Reports that the UK is 50% likely to lose its AAA credit rating in the near future has applied even more pressure on the Chancellor, as well as the possibility of a "night of the long knives" where he is replaced by a fellow Cabinet member. However, would the UK really suffer if the country were stripped of its triple A status?
How the rich get richer
Carl Emmerson, deputy director of the Institute for Fiscal Studies (IFS), told AOL Money: "A change in the actual rating might not have that much impact economically...For example it is not the case that all triple A-rated countries face the same interest rate."
The US is coming up to its first anniversary as a downgraded nation, after Standard & Poor's placed it at AA+ last August, but the predicted meltdown has never materialised. In fact the doom-mongers who claimed mortgage rates would rise and interest rates soaring long-term, have watched mortgage rates fall to record lows and government borrowing costs easing. Obamanomics (namely borrowing and investing more) has seen government costs begin to ease and the dollar's value up, and global investors are flocking back to US Treasury debt.
Steve Bell, a former Republican staff director for the Senate Budget Committee, was quoted by Bloomberg as saying: "You cried wolf, and no wolf appeared.

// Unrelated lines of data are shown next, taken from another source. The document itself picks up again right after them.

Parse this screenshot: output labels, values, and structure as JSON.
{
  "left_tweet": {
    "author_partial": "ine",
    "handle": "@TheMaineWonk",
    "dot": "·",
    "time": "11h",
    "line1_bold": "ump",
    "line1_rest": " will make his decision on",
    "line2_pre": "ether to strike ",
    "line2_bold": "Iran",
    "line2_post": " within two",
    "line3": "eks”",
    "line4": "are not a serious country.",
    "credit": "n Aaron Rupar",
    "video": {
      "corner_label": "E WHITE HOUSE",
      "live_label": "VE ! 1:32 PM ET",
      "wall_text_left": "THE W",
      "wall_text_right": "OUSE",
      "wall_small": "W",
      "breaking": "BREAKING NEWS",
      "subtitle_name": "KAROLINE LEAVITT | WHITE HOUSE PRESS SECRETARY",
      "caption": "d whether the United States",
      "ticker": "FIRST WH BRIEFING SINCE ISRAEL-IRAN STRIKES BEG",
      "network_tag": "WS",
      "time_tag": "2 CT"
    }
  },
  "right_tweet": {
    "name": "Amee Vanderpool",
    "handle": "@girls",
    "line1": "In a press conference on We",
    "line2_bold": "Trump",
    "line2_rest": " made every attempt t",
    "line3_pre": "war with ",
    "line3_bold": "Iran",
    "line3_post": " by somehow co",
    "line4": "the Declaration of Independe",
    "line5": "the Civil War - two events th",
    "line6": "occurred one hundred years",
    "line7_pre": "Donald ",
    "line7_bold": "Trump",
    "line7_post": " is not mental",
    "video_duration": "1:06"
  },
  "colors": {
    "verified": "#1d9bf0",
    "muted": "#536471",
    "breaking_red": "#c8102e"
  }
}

It has persuaded a fair number of members of Congress that the effect of a downgrade is overstated and it will not lead to some serious economic or financial problem."
What the rating agencies are being accused of is making judgments based on passing fashions and forget to take notice of the realities on the ground, says Roberts.
"You can look at national GDP growth and all matter of financial and economic indicators but the real assessment should be based on the squeeze of household incomes, unemployment and lower living standards. These are what voters are paying attention too," Roberts adds.
So should Osborne be ousted and Foreign Secretary William Hague, the unlikely elder statesman and extremely popular alternative, be given a chance? He has the gravitas to appeal to the electorate and with his recent tours of the Middle East and on the world stage, has earned respect among global leaders. The UK needs to re-establish its international trading credentials, and though it may seem simplistic, an ex-foreign secretary with knowledge of world affairs and global trade would be beneficial to the role.
Roberts goes further: "There is little doubt that George Osborne has a shuddering poor understanding of investment and how to develop infrastructure and responsible capitalism.